How Preimplantation Genetic Testing Helps with Embryo Selection

Preimplantation Genetic Testing (PGT) provides patients with the option to screen in vitro fertilization (IVF) created blastocyst stage embryos for genetic or chromosomal abnormalities. Screened embryos that do not have abnormalities have a higher likelihood of uterine implantation and pregnancy success. For those who want to know the gender, these tests can also identify the sex of the embryos by examining the sample for X and Y chromosomes.

How Does Testing Work?

The resulting embryos created in the IVF lab can be biopsied with the removal of a few cells from each embryo. Biopsy is performed on blastocysts, embryos that are at day 5 or 6 (or less commonly on Day 7) of embryonic development, and the biopsied blastocysts are cryopreserved as biopsy results are awaited. The DNA from the isolated cell sample is used to check chromosome analysis and even can be used to screen for genetic conditions that are caused by mutation on a part of a chromosome. Results from the biopsy will provide information on which embryos are optimal for thaw and frozen embryo transfer since they have a higher chance of success.

What Genetic Conditions Can Be Screened For?

PGT screening can be performed for the following:

PGT-A (formerly PGS)

Preimplantation Genetic Testing for Aneuploidy, formerly known as PGS (Preimplantation Genetic Screening), detects the number of chromosomes in an embryo. A euploid embryo (normal embryo) each has 23 pairs of chromosomes, 46 total with half from the sperm and half from the egg. An aneuploid embryo contains missing or extra chromosomes. Aneuploid embryos frequently fail at implantation, are likely to miscarry and contribute to birth defects. By knowing the chromosome count of embryos, an embryo with the correct count can be chosen for transfer into the uterus to increase the chances of getting pregnant.

Patients may consider PGT-A that fall into one of the following categories:

  • Advanced Maternal Age:  Women who are 35 years or older are at a higher risk of having embryos with abnormal chromosomes, which can decrease embryo implantation rate, increase the likelihood of having miscarriages, and have children born with birth defects.
  • Recurrent Pregnancy Loss:  Couples who have experienced past miscarriages may benefit from identifying embryos with abnormal chromosomes.
  • Repeated IVF Failures:  For those who have had multiple unsuccessful IVF cycles, PGT-A can be used to identify viable embryos and improve the success rate of future IVF attempts.
  • History of Aneuploidy:  For those with a history of chromosomal irregularities or who have previously had a child with a chromosomal disorder, the risk of recurrence can be reduced with PGT-A testing.
  • Unexplained Infertility:  In cases of unexplained infertility, testing can help identify embryos with abnormal chromosomes that may contribute to infertility.

PGT-M (formerly PGD) 

Preimplantation Genetic Testing for Monogenic/Single Gene Defects, formerly known as Preimplantation Genetic Diagnosis (PGD or PGT-D), is used to screen for known genetic mutations or diseases that can be passed on from prospective parents to their offspring.

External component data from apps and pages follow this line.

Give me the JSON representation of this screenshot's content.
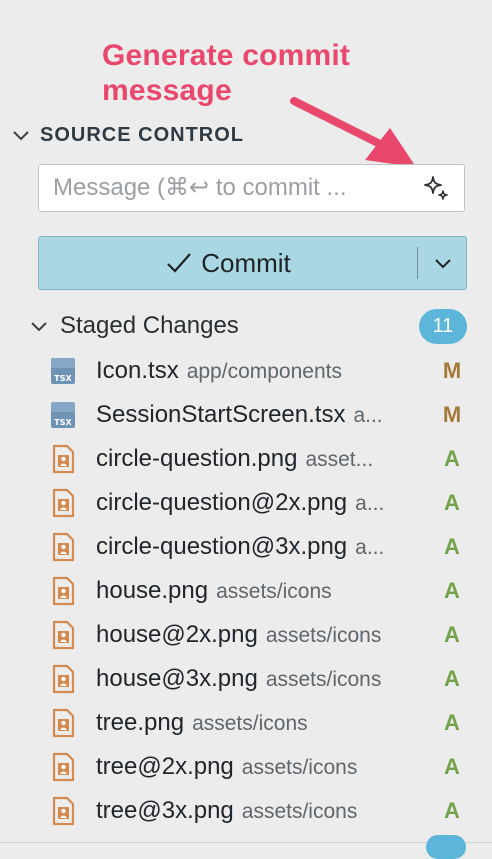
{
  "annotation": {
    "line1": "Generate commit",
    "line2": "message"
  },
  "panel": {
    "title": "SOURCE CONTROL"
  },
  "message": {
    "placeholder": "Message (⌘↩ to commit ...",
    "value": ""
  },
  "commit": {
    "label": "Commit"
  },
  "staged": {
    "label": "Staged Changes",
    "count": "11",
    "files": [
      {
        "name": "Icon.tsx",
        "path": "app/components",
        "status": "M",
        "icon": "tsx-file-icon"
      },
      {
        "name": "SessionStartScreen.tsx",
        "path": "a...",
        "status": "M",
        "icon": "tsx-file-icon"
      },
      {
        "name": "circle-question.png",
        "path": "asset...",
        "status": "A",
        "icon": "image-file-icon"
      },
      {
        "name": "circle-question@2x.png",
        "path": "a...",
        "status": "A",
        "icon": "image-file-icon"
      },
      {
        "name": "circle-question@3x.png",
        "path": "a...",
        "status": "A",
        "icon": "image-file-icon"
      },
      {
        "name": "house.png",
        "path": "assets/icons",
        "status": "A",
        "icon": "image-file-icon"
      },
      {
        "name": "house@2x.png",
        "path": "assets/icons",
        "status": "A",
        "icon": "image-file-icon"
      },
      {
        "name": "house@3x.png",
        "path": "assets/icons",
        "status": "A",
        "icon": "image-file-icon"
      },
      {
        "name": "tree.png",
        "path": "assets/icons",
        "status": "A",
        "icon": "image-file-icon"
      },
      {
        "name": "tree@2x.png",
        "path": "assets/icons",
        "status": "A",
        "icon": "image-file-icon"
      },
      {
        "name": "tree@3x.png",
        "path": "assets/icons",
        "status": "A",
        "icon": "image-file-icon"
      }
    ]
  },
  "colors": {
    "annotation": "#e9476c",
    "commit_button": "#a9d7e4",
    "badge": "#5cb6d9",
    "modified": "#a37a3a",
    "added": "#73a24a"
  }
}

An embryo that is normal is likely to be free of the genetic condition tested for and would be considered for transfer into the uterus.  

Individuals and couples who are at high risk of passing on inherited conditions may consider PGT-M, which includes:

  • Autosomal Recessive Conditions:  Couples who have the same autosomal recessive conditions such as cystic fibrosis, Tay-Sach disease, and sickle cell anemia
  • Autosomal Dominant Disorders:  Couples who have an autosomal dominant disorder such as Huntington’s disease, Marfan syndrome, and Achondroplasia
  • X-linked Gene Mutations:  Individuals who are carriers of x-linked gene mutations such as Duchenne Muscular Dystrophy

Those who had a child affected by a monogenic disorder should consider PGT-M.


Preimplantation Genetic Testing for Structural Rearrangements (PGT-SR), looks for structural irregularities in the chromosomes such as translocations, inversions, deletions, or duplications of genetic material within the chromosomes. These rearrangements can lead to infertility, recurrent miscarriages, or the birth of children with developmental disabilities or other health issues. By weeding out which embryos are irregular, those with balanced or normal structural rearrangements can then be selected for implantation.

Individuals and couples who carry structural chromosomal rearrangements or those who have experienced difficulties with fertility or recurrent pregnancy loss associated with such rearrangements should consider PGT-SR.

PGT provides patients with information that can decrease genetic conditions, select gender, and increase embryo implantation rate to achieve pregnancy. Patients should discuss with their fertility specialists the different test options and how they could help with achieving a successful pregnancy.